The following is court information sent to PostalReporter.com regarding a lawsuit filed by three Postal Workers in an attempt to delay voting on the APWU Tentative Agreement.
“A Motion filed by co-plaintiffs Rich Shelley, James Ozanian and Lance Coles in a Case Vs. the American Postal Workers Union (APWU) has been Denied and Dismissed by Judge Beryl Howell. This was an attempt from these individuals to stop the Tentative Contract Agreement voting process…..”
Excerpts from the court record:
United States District Court For the District of Columbia
Rich Shelley, et al., vs. American Postal Workers Union
Three union members, who are appearing as pro se plaintiffs in this case, have significant concerns with a tentative collective bargaining agreement (“CBA”) negotiated on their behalf by their union representatives, and seek additional time before the ratification vote in order to communicate those concerns to fellow union members. On April 6, 2011, the plaintiffs Rich Shelley, James Ozanian and Lance Coles, who are members of the American Postal Workers Union (“APWU”), AFL-CIO, filed motions for a temporary restraining order and a preliminary injunction to enjoin the defendant APWU from mailing ballots on April 8, 2011, to its members in connection with the ratification of the new CBA between the APWU and the United States Postal Service (“USPS”). The plaintiffs claim the APWU violated the Labor-Management Reporting and Disclosure Act (“LMRDA”), 29 U.S.C. § 401 et seq, by conducting the ratification vote of the CBA in a way that deprives the plaintiffs of a “meaningful and informed vote.”
The plaintiffs complain that, despite these efforts, the APWU did not include many specific provisions of the tentative agreement in its “highlight summary,” did not afford sufficient time for questions and answers at its meetings, and have denied plaintiffs’ requests for additional time before the mailing of ratification ballots “to organize for a ‘no vote.’” . In response to the union’s ratification vote, the plaintiffs formed a Facebook page, and have distributed flyers and emails to members urging them against ratification of the agreement. The plaintiffs now seek a delay of thirty days in the APWU’s mailing of ratification ballots to afford them more time to inform union members regarding the agreement.
In a Declaration filed by Elizabeth Powell, APWU Secretary-Treasurer:
…the APWU states that the timetable for ratification of the tentative CBA at issue in this case compares favorably to ratification timetables followed in two prior instances, and has given members more, not less, time to consider the terms of the agreement. Specifically, the total number of days from announcement of the tentative agreement to the mailing of ratification ballots was 20 days and 12 days in 2005 and 2006, respectively, compared to 25 days for the instant agreement; and the total number of days from announcement of the tentative agreement to ballot receipt due date was 38 days and 34 days in 2005 and 2006, respectively, compared to 57 days for the instant agreement.
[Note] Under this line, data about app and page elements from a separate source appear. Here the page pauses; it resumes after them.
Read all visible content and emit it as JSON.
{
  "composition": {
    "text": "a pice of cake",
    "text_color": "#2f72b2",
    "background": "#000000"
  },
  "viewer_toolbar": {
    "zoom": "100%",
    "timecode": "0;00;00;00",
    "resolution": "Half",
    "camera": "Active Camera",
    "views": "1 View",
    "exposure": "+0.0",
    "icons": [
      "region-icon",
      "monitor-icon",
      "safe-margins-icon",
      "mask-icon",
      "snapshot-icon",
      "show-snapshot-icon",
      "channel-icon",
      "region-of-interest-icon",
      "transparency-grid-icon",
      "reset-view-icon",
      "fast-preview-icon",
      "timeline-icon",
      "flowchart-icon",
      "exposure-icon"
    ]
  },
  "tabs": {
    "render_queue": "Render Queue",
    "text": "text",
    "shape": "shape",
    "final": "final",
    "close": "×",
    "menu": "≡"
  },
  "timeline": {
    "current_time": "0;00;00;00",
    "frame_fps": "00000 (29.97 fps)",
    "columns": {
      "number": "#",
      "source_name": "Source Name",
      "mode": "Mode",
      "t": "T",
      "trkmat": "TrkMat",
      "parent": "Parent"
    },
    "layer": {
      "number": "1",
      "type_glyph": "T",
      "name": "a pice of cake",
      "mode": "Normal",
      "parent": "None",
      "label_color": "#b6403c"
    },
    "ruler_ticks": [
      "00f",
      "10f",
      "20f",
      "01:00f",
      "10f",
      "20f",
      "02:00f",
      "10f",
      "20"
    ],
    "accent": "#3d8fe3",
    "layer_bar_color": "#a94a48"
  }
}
…APWU points out the “potential for very substantial irrecoverable monetary loss to the Postal Service from a delay in ratification,” noting that the “Postmaster General testified that the Postal Service will save $3.8 billion over the 4.5 year period of the tentative agreement. That is an average of $65 million per month.”
The plaintiffs have failed to demonstrate that judicial intervention is appropriate in this case, or that they are entitled to the extraordinary relief of a temporary restraining order and a preliminary injunction.
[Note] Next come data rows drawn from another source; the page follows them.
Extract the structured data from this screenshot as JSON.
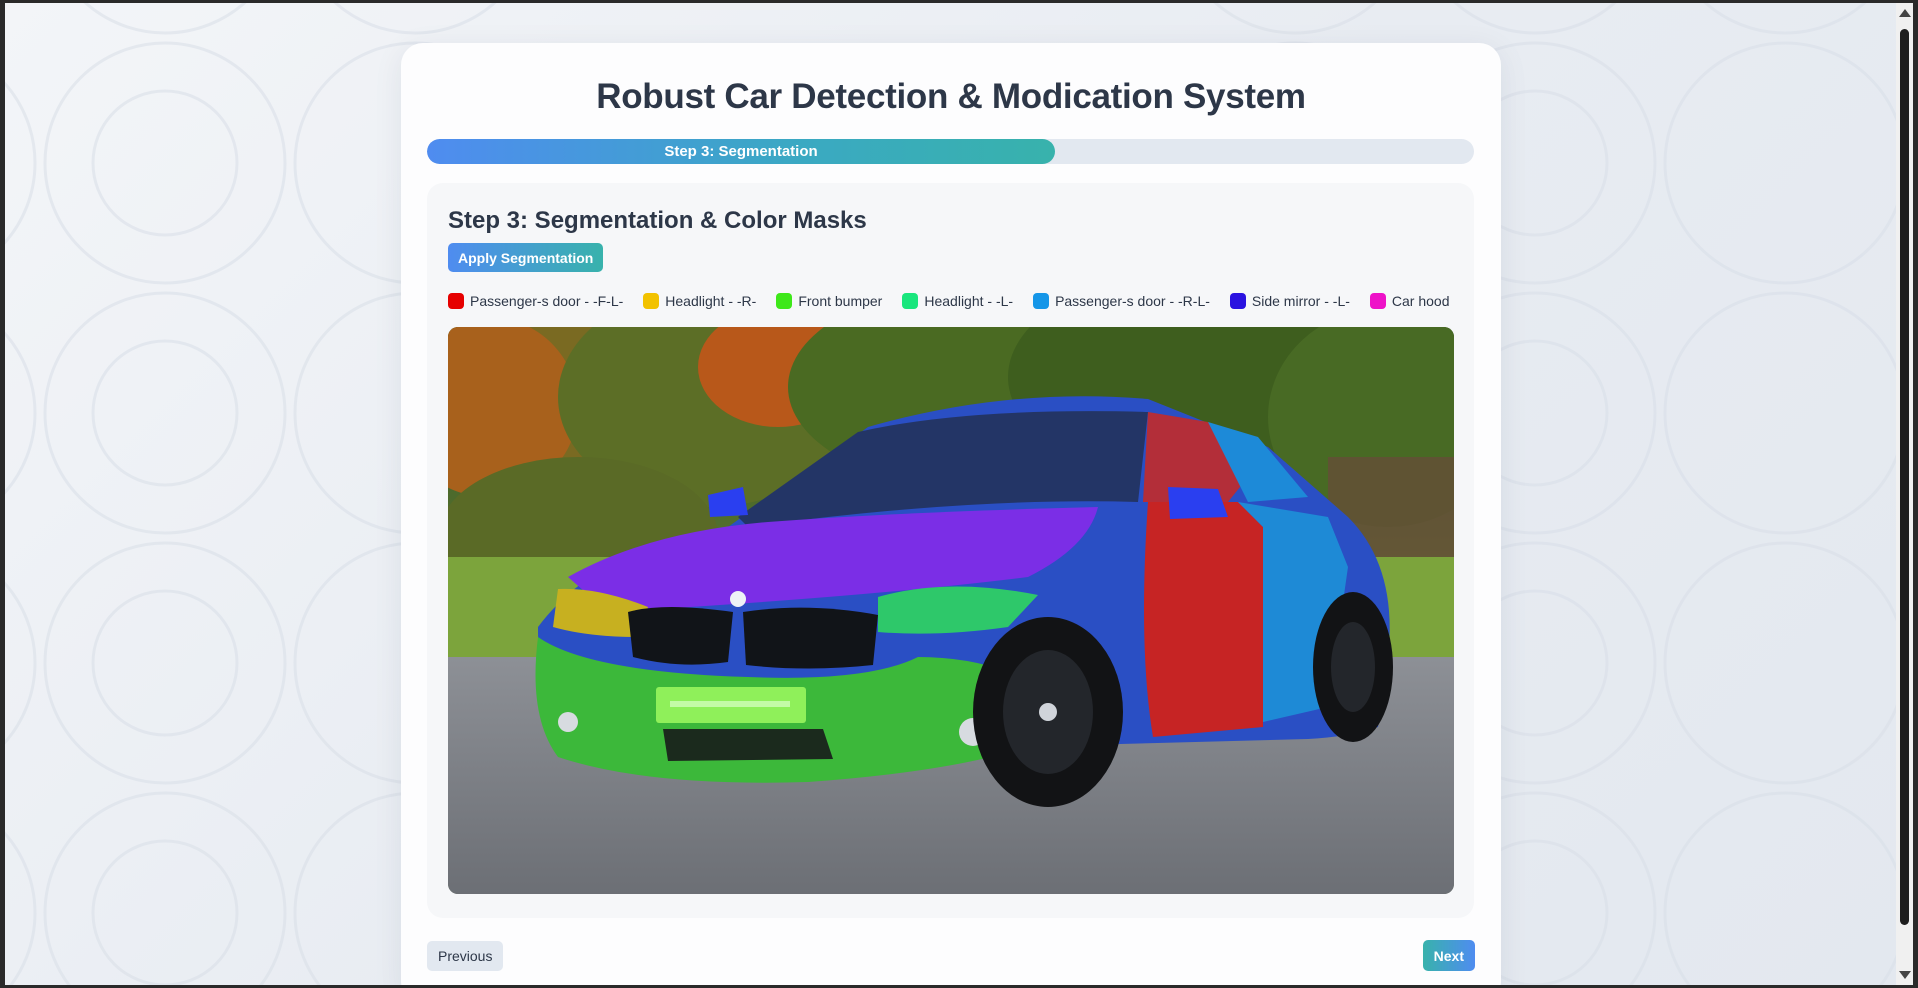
{
  "page": {
    "title": "Robust Car Detection & Modication System"
  },
  "progress": {
    "label": "Step 3: Segmentation",
    "fraction": 0.6
  },
  "step": {
    "heading": "Step 3: Segmentation & Color Masks",
    "apply_button": "Apply Segmentation"
  },
  "legend": [
    {
      "label": "Passenger-s door - -F-L-",
      "color": "#e60000"
    },
    {
      "label": "Headlight - -R-",
      "color": "#f2c200"
    },
    {
      "label": "Front bumper",
      "color": "#3ee81a"
    },
    {
      "label": "Headlight - -L-",
      "color": "#19e67d"
    },
    {
      "label": "Passenger-s door - -R-L-",
      "color": "#1596e8"
    },
    {
      "label": "Side mirror - -L-",
      "color": "#2a12e0"
    },
    {
      "label": "Car hood",
      "color": "#ee12c8"
    }
  ],
  "image": {
    "description_icon": "segmented-car-image"
  },
  "nav": {
    "previous": "Previous",
    "next": "Next"
  },
  "colors": {
    "accent_start": "#4f8cf0",
    "accent_end": "#38b2ac",
    "track": "#e2e8f0",
    "text": "#2d3748"
  }
}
Plaintiffs’ motions for injunctive relief require the Court to assess prospectively the merits of the plaintiffs’ case and their need for immediate judicial intervention. To demonstrate a likelihood of success on the merits, the plaintiffs must demonstrate that without a thirty-day delay of the CBA ratification vote, the APWU will deny them a ‘meaningful opportunity to vote’ on the CBA in violation the rights afforded to the union members under the LMRDA. The plaintiffs primarily allege that the CBA is complex and they need more time to understand its full implications and to organize an opposition vote. The plaintiffs additionally argue that the APWU has devoted “extensive efforts” to sell the new agreement and have denied the plaintiffs “any kind of equal access.” Despite plaintiffs’ arguments, the Court finds that the plaintiffs’ rights under the LMRDA will not be violated if the APWU proceeds with the ratification vote on April 8, 2011, and that there is no evidence on the record before the Court that the APWU sought to inhibit the plaintiffs’ efforts to mount an opposition to the CBA in violation of the LMRDA. The Court therefore holds that the plaintiffs do not ultimately have a likelihood of success in their legal challenge.
After reviewing the plaintiffs’ motions for injunctive relief, the defendant’s opposition papers, as well as the accompanying declarations, exhibits and applicable law, and following oral argument, the Court denies the plaintiffs’ motions for a temporary restraining order and a preliminary injunction, and dismisses the Complaint for lack of subject matter jurisdiction.
US District Court Order
US District Court Order Denying Delay on APWU Contract Vote